Commonwealth Independent Advisor

Help Clients Create a Retirement Vision

Posted by Kol Birke, CFP

Find me on:

April 15, 2014 at 10:00 AM

Retirement VisionTo help clients achieve their ideal retirement, financial advisors need to understand their retirement vision, as well as their financial situation. Without this vision, your clients won't know what their financial needs will be—or the steps to get there.

Here are a few ideas and conversation starters to help you—the trusted financial advisor—delve more deeply into what your clients truly want.

Educate and Reassure

There's a lot to consider when preparing for retirement. Clients can, understandably, become quickly overwhelmed. To begin, create a low-pressure and supportive environment when you raise the issue.

Next, educate clients about how to think about their golden years. You may start by sharing that most research outlines three major factors for a happy, successful retirement:

  1. A support network of family, friends, and community
  2. Physical and mental health
  3. A sense of purpose through work, volunteering, sharing knowledge, learning, or other activities

Ask clients to describe how their retirement lifestyle will fulfill each of these three needs. Prompt your clients to read books about retirement—or even speak with a few of your clients who retired recently—to get a more detailed, tangible idea of what they'd like their retirement to look like.

Retirement is a major transition—and transitions can be tough. Reassure your clients that they aren't alone in finding this process difficult. Also, make sure that clients understand that retirement has changed dramatically in recent years. Their retired years may differ greatly from their parents' or friends' experiences.

Ask Big Questions

George Kinder, a pioneer in the field of life planning, suggests asking three questions to help clients articulate their retirement vision:

  1. If you had all the money you could ever need, how would you live differently?
  2. If you had only five years to live, how would you use this time?
  3. If you had just 24 hours to live, what would you feel that you did not get to do or be?

You could also ask clients to plot one week's worth of activities during retirement—a surprisingly difficult task.
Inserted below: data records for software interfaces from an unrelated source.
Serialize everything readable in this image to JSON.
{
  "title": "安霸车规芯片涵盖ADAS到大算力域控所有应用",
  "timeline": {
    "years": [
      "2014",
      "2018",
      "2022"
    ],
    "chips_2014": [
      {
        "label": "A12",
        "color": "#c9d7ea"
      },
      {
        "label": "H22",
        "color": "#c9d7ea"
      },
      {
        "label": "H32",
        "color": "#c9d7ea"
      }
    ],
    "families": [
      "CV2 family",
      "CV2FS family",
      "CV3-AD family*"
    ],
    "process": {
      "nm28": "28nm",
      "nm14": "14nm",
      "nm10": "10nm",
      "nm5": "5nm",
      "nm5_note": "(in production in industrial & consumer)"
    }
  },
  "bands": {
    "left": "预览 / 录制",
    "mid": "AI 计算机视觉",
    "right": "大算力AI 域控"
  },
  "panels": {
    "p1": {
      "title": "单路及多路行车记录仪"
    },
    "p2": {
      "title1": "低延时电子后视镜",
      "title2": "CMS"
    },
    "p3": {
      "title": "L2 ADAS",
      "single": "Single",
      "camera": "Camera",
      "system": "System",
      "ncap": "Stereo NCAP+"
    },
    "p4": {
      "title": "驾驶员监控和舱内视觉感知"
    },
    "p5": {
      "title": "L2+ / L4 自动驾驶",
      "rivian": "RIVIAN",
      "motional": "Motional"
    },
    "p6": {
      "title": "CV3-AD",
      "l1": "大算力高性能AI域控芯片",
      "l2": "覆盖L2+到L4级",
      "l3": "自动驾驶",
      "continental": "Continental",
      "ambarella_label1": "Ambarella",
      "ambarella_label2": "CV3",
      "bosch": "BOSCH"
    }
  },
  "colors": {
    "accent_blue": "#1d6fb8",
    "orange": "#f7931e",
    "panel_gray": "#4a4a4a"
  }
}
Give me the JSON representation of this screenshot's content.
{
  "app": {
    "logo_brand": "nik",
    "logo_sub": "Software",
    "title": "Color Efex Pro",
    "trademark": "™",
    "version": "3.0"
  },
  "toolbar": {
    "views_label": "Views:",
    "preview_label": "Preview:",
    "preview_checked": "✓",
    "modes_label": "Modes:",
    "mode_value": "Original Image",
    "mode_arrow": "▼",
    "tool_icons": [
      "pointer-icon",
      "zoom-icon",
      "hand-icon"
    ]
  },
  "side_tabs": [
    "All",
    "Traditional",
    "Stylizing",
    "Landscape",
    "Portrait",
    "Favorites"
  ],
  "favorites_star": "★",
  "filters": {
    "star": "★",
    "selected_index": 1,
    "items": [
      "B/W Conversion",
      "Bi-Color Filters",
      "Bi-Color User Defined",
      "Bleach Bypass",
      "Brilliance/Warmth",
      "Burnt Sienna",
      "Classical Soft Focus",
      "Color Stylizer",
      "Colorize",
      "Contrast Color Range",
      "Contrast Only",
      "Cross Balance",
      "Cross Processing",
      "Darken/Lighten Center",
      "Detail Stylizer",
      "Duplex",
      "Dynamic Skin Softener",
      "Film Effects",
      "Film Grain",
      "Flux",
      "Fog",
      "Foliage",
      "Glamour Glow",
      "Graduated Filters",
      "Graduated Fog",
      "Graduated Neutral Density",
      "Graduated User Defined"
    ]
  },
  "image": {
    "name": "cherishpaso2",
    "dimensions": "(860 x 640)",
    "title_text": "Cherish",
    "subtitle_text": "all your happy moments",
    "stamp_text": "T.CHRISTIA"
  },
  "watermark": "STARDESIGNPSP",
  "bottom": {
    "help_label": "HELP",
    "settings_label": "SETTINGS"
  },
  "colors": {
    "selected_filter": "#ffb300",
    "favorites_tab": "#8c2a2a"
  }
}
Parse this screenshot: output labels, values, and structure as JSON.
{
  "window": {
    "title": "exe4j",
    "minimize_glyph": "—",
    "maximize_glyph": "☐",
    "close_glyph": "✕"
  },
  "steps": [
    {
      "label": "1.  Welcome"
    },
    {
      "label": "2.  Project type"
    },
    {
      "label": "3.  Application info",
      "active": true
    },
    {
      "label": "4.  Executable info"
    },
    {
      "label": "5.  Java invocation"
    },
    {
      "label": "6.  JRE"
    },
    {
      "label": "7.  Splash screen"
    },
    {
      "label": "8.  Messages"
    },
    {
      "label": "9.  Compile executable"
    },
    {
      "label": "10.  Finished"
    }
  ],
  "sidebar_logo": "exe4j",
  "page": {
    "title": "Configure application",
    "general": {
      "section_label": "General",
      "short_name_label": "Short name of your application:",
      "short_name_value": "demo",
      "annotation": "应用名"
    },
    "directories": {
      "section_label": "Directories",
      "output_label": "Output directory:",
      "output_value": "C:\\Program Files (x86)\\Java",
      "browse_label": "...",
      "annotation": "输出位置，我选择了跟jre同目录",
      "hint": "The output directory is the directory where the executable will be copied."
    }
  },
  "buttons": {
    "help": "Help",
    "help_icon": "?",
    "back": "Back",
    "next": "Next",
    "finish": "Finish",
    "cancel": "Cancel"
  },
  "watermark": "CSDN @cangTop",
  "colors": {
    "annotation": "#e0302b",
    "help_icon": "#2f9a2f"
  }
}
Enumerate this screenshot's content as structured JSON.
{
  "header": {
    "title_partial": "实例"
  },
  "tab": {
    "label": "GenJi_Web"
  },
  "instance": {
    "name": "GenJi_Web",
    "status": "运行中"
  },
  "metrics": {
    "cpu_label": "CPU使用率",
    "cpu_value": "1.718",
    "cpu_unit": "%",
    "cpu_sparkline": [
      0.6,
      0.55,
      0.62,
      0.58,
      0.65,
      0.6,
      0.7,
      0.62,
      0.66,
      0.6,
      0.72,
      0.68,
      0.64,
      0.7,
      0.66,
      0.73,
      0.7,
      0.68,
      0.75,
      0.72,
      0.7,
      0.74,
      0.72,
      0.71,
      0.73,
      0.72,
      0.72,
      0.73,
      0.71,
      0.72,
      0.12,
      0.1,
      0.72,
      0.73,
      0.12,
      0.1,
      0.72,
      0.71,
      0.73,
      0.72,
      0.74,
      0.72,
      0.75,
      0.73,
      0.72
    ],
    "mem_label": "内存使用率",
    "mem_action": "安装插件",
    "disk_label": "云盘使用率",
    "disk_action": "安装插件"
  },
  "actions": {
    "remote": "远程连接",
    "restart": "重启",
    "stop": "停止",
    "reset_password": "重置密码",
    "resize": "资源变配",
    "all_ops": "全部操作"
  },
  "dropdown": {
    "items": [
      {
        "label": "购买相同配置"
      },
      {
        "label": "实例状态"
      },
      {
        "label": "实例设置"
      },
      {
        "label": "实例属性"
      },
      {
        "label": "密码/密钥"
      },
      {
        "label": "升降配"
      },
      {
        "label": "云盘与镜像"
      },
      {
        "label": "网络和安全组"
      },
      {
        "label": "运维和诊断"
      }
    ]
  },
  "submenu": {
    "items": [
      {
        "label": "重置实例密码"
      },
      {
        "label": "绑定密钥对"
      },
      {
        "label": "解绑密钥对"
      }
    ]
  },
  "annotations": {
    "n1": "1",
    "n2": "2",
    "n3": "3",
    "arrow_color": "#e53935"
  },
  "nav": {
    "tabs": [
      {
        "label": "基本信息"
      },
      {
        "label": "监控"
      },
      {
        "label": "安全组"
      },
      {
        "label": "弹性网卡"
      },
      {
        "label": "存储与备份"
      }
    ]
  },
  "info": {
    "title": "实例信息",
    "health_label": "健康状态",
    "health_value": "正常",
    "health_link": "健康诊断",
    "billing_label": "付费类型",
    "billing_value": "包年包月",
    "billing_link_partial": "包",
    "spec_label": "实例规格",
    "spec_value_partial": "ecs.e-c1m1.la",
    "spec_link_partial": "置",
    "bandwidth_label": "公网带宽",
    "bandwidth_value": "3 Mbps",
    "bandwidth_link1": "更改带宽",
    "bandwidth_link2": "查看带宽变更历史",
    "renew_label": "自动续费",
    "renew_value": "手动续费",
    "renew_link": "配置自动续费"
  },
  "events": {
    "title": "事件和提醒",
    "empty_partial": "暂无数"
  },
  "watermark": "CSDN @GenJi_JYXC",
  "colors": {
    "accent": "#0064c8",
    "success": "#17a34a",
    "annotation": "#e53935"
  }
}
These questions and exercises will help you—and your clients—gain a clearer understanding of their desired lifestyle. Asking the big questions is useful for you as the financial advisor to understand your clients' attitude toward retirement—and how you can best approach future conversations.

Identify and Test Goals

Ask clients to list their goals for retirement. If clients name vague ambitions, such as "travel" or "spend time with family," ask them to refine these. They may decide, for instance, that they want to travel internationally once per year or take one grandchild out to eat every week.

Once your clients have defined their goals, test them. Maria Nemeth suggests in The Energy of Money the importance of determining the intention behind each goal. Namely, what purpose does it serve? Is it the most effective way of accomplishing that purpose? How does the goal fit into the larger vision?

For example, if a client is budgeting $30,000 to travel every year, find out what purpose that serves. Maybe he or she is looking to explore other cultures or wants to escape the boredom of daily life. There may be other ways to accomplish these goals; make sure your client thinks about these other options.

Test your client's willingness to follow through in making this goal a reality. You may want to ask the following questions:

  1. I want to make sure that I understand. You want to save $700 each month so you can travel internationally three times per year once you retire, correct?
  2. Is there anything that would take priority over saving this $700?
  3. Would you like me to say or do anything if you aren't saving toward retirement travel? What would be most helpful and not feel like nagging?

By testing clients' goals, you will understand exactly what they want. When they give you instructions on how to help, they'll accept your guidance more readily.

Envisioning retirement isn't easy; it requires honesty and patience. As a financial advisor, guiding clients through the process of defining and realizing a retirement vision will help ensure that their golden years are happy and well funded.

How do you help your clients realize—and articulate—what they truly want? Share your thoughts and experiences by commenting below.

Envisioning Your Ideal Retirement

Topics: Retirement Income Planning, Behavioral Finance

New Call-to-action
New Call-to-action

Follow Us